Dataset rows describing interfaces
▼▼▼
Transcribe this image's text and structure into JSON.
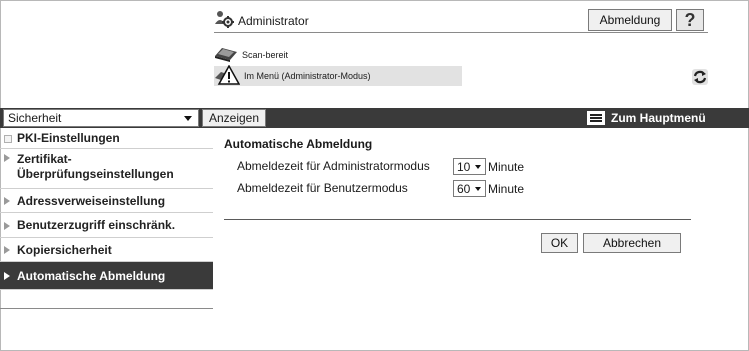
{
  "header": {
    "user_label": "Administrator",
    "logout_label": "Abmeldung",
    "help_label": "?"
  },
  "status": {
    "line1": "Scan-bereit",
    "line2": "Im Menü (Administrator-Modus)"
  },
  "toolbar": {
    "select_value": "Sicherheit",
    "show_label": "Anzeigen",
    "main_menu_label": "Zum Hauptmenü"
  },
  "sidebar": {
    "items": [
      {
        "label": "PKI-Einstellungen",
        "lines": [
          "PKI-Einstellungen"
        ],
        "style": "box"
      },
      {
        "label": "Zertifikat-Überprüfungseinstellungen",
        "lines": [
          "Zertifikat-",
          "Überprüfungseinstellungen"
        ],
        "style": "arrow"
      },
      {
        "label": "Adressverweiseinstellung",
        "lines": [
          "Adressverweiseinstellung"
        ],
        "style": "arrow"
      },
      {
        "label": "Benutzerzugriff einschränk.",
        "lines": [
          "Benutzerzugriff einschränk."
        ],
        "style": "arrow"
      },
      {
        "label": "Kopiersicherheit",
        "lines": [
          "Kopiersicherheit"
        ],
        "style": "arrow"
      },
      {
        "label": "Automatische Abmeldung",
        "lines": [
          "Automatische Abmeldung"
        ],
        "style": "arrow",
        "active": true
      }
    ]
  },
  "content": {
    "title": "Automatische Abmeldung",
    "rows": [
      {
        "label": "Abmeldezeit für Administratormodus",
        "value": "10",
        "unit": "Minute"
      },
      {
        "label": "Abmeldezeit für Benutzermodus",
        "value": "60",
        "unit": "Minute"
      }
    ],
    "ok_label": "OK",
    "cancel_label": "Abbrechen"
  }
}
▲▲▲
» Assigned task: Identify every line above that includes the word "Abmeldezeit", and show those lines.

» Response:
        "label": "Abmeldezeit für Administratormodus",
        "label": "Abmeldezeit für Benutzermodus",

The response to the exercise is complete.